== SUPPLIED ENTRIES
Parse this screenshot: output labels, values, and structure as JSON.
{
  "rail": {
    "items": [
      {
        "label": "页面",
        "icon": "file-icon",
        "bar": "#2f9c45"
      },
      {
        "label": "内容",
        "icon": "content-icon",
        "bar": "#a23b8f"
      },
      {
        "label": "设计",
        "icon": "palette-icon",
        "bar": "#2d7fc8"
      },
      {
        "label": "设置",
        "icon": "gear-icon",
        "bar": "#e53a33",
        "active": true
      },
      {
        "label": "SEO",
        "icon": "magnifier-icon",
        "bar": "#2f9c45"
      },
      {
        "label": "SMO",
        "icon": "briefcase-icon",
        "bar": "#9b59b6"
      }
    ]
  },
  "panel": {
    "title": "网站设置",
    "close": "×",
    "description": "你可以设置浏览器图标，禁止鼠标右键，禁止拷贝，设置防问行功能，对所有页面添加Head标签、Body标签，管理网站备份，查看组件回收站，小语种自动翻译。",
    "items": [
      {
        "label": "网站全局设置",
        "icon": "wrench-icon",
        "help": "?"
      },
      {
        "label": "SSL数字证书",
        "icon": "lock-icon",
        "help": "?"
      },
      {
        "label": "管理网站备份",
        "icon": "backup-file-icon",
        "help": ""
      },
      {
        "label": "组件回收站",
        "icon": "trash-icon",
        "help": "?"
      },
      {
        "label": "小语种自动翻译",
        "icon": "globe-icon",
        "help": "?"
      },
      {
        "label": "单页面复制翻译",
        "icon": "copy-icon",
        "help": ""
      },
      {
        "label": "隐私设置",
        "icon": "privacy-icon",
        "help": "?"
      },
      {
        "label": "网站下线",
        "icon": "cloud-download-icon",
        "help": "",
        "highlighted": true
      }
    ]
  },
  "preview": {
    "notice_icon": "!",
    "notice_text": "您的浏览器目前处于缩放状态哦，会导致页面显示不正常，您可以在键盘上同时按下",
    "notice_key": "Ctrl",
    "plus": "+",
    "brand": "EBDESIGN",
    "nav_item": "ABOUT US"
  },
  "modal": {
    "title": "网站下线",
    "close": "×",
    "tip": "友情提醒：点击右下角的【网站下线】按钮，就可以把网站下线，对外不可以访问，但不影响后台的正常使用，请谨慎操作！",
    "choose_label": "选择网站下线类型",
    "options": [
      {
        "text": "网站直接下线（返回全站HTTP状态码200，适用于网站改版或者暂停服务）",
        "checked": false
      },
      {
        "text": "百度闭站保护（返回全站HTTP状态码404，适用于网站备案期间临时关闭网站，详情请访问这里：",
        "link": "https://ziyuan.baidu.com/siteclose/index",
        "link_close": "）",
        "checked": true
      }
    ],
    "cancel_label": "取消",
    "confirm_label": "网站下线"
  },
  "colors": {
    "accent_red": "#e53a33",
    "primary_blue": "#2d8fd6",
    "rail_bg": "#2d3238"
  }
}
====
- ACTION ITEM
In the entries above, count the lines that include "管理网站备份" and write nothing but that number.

- ANSWER TO THE EXERCISE
2